* **Problem requirements**:
Give the number of lines in the records that include the word "ubnt", and nothing besides.

* **Study material**:
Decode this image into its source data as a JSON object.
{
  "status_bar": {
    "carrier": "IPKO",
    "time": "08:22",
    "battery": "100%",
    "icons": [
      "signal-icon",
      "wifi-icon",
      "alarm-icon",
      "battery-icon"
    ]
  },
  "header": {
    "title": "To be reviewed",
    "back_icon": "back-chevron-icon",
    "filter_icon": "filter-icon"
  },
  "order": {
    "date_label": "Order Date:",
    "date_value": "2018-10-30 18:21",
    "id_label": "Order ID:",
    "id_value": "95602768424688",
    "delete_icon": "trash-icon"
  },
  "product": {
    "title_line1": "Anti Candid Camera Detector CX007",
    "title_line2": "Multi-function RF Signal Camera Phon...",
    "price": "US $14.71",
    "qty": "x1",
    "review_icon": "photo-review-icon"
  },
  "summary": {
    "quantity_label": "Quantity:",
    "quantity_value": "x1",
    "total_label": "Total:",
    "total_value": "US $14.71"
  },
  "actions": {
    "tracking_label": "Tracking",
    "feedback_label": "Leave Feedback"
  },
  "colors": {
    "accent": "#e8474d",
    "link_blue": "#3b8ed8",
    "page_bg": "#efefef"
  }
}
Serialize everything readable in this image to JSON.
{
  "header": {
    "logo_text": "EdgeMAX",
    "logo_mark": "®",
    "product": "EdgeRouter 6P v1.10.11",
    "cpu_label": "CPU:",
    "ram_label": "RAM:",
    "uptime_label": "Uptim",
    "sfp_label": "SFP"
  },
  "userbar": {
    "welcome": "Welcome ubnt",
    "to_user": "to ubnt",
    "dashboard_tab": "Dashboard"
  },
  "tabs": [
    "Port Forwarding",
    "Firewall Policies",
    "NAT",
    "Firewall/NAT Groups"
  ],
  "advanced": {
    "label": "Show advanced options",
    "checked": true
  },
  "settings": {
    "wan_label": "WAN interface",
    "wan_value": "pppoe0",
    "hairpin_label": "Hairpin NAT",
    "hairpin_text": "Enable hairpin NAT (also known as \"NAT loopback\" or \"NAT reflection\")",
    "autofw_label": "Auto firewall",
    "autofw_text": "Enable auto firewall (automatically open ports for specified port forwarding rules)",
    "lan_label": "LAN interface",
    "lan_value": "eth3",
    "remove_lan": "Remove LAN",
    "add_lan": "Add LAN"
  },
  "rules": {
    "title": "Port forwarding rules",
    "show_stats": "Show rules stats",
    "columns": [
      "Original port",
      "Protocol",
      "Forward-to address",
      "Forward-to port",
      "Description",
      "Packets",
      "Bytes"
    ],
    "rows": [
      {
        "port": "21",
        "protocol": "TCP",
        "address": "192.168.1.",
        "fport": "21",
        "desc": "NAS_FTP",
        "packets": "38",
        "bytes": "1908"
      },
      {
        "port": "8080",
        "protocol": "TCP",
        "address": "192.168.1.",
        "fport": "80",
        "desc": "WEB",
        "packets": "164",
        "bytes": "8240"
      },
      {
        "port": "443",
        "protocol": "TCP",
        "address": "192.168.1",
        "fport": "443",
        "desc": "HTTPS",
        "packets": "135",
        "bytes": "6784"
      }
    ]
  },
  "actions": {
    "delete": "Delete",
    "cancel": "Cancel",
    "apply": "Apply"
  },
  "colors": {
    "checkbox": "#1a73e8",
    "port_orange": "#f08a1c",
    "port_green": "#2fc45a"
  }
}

* **Response to the task**:
2